A biological male has won two women’s professional cycling titles in the last three months, with the latest victory coming by a margin of almost five minutes over the female second place finisher. An increasing number of current and former female athletes are stepping forward to protest the phenomenon as the percentage of Americans opposed to the practice continues to climb.
On June 10, Austin Killips, a biological man who identifies as a woman, was allowed to compete in the women’s Belgian Waffle Ride cycling race in North Carolina. Killips beat the next best female competitor in the difficult 137 mile race by almost five minutes and the second place finisher by almost seven minutes, and was awarded the $5,000 first place prize.
The first place finish for Killips comes after he claimed another women’s cycling victory in April, when he won the women’s Tour of the Gila event, “the premier road race in New Mexico,” claiming the $35,000 cash prize.
In response to Killips remarking after the race that he was “just really proud to lay it out there and get the result,” two-time Olympic marathon runner Mara Yamauchi expressed disgust, tweeting, “Man explains how he won a women’s cycling race. #SaveWomensSports”.
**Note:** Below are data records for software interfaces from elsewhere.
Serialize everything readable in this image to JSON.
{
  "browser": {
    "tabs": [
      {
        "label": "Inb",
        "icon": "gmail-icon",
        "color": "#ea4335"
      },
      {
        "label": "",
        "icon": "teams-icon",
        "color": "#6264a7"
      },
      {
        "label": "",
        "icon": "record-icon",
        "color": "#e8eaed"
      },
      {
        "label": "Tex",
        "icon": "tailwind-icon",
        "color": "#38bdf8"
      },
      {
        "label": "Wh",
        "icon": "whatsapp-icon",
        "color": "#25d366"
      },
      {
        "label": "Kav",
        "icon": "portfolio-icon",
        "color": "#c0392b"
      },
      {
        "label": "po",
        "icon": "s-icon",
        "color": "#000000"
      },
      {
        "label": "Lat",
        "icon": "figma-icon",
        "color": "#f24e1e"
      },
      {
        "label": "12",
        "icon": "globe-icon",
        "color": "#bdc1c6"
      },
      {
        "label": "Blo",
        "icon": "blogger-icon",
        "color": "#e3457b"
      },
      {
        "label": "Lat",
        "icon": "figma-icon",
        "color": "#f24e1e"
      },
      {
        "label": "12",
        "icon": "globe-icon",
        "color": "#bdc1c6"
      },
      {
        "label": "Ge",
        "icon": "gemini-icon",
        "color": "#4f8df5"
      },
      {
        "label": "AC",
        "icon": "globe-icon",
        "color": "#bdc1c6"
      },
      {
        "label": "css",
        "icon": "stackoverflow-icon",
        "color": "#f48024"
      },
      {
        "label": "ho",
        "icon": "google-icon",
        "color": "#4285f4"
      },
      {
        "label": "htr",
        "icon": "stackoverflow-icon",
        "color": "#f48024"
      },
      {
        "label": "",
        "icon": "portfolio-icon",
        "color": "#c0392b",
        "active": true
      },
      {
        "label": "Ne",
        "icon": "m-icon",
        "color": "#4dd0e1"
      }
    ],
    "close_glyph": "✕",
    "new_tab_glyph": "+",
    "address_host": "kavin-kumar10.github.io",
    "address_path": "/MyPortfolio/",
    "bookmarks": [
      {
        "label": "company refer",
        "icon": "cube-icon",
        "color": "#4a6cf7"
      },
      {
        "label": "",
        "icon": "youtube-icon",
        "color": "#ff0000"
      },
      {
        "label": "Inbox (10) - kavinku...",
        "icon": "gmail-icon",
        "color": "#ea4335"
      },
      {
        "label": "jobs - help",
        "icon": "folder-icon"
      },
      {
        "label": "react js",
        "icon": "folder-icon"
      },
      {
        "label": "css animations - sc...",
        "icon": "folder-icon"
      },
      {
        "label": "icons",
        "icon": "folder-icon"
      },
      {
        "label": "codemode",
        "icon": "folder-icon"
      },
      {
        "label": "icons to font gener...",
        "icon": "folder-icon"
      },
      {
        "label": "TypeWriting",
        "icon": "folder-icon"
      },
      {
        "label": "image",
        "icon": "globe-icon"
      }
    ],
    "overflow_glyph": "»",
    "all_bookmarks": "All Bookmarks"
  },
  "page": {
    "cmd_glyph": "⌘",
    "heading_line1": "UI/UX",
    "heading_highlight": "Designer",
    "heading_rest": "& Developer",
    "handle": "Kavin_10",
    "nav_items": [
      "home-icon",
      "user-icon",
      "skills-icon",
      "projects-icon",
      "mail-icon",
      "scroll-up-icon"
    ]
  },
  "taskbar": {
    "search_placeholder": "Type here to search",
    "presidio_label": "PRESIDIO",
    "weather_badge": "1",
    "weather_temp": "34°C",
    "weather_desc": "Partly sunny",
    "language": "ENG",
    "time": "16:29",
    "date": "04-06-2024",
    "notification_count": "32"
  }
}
Novelist Christina Dalcher was blunt in her reaction to Killips’s latest win, tweeting: “This is a man who says he’s a woman & wins cycling races because he races against women. This is not stunning or brave. This is not deserving of love and respect. This is a man who wins cycling races because he races against women. This is a cheat.”
The two titles claimed by Killips add to the growing list of women’s titles won by men, who have claimed over 30 women’s titles in the last five years.
Cycling isn’t the only sport as of late to allow men to compete in women’s events. The Post Millennial reported on Monday that the Premiere Rugby Sevens is allowing Emma Farnan, a man who identifies as a woman, to compete on a women’s team starting this upcoming Saturday. The move comes despite the World Rugby official guidelines stipulating that trans-identified males are not allowed to compete on women’s teams because of the “size, force- and power-producing advantages conferred by testosterone during puberty and adolescence, and the resultant player welfare risks this creates.”
In a sign of growing dissention forming within women’s athletics, three members of England’s women’s angling team quit in protest over a male being allowed to join the team before a major competition. “I have no grudge personally,” said the team captain, one of the members who pulled out. “This is an advantage to our team, but we find it totally unfair to other nations. Transgender competitors are ruining our sport, and the Angling Trust will not listen to our views, so this is why myself [sic] and the team decided to pull out.”
The number of Americans who oppose men competing in women’s sports is also climbing. A new Gallup poll released Monday revealed that almost 70% of Americans believe that athletes should only be allowed to compete on teams that match their biological sex. Notably, the number has risen seven percentage points from two years ago, the last time the poll was taken.
Former University of Kentucky swimmer Riley Gaines, who has become the face of women’s sports advocacy, remarked over the weekend that the controversy over biological men competing in women’s sports has become “spiritual warfare.”
“… [B]eing a Christian, I entirely see this as spiritual warfare,” she said at the Young Women’s Leadership Summit. “It’s no longer good versus bad, or right versus wrong, this is moral versus evil. And I looked this evil in the eyes in San Francisco, and it’s soulless, it’s hateful, it’s vengeful, it’s violent — and I think it’s ironic, they do it in the name of love. They do it in the name of ‘compassion,’ and ‘tolerance,’ and ‘acceptance’ and ‘welcoming’ — and all of these different terms. But it is not that; it is none of those things. Our argument is rooted in love.”
Dan Hart is senior editor at The Washington Stand.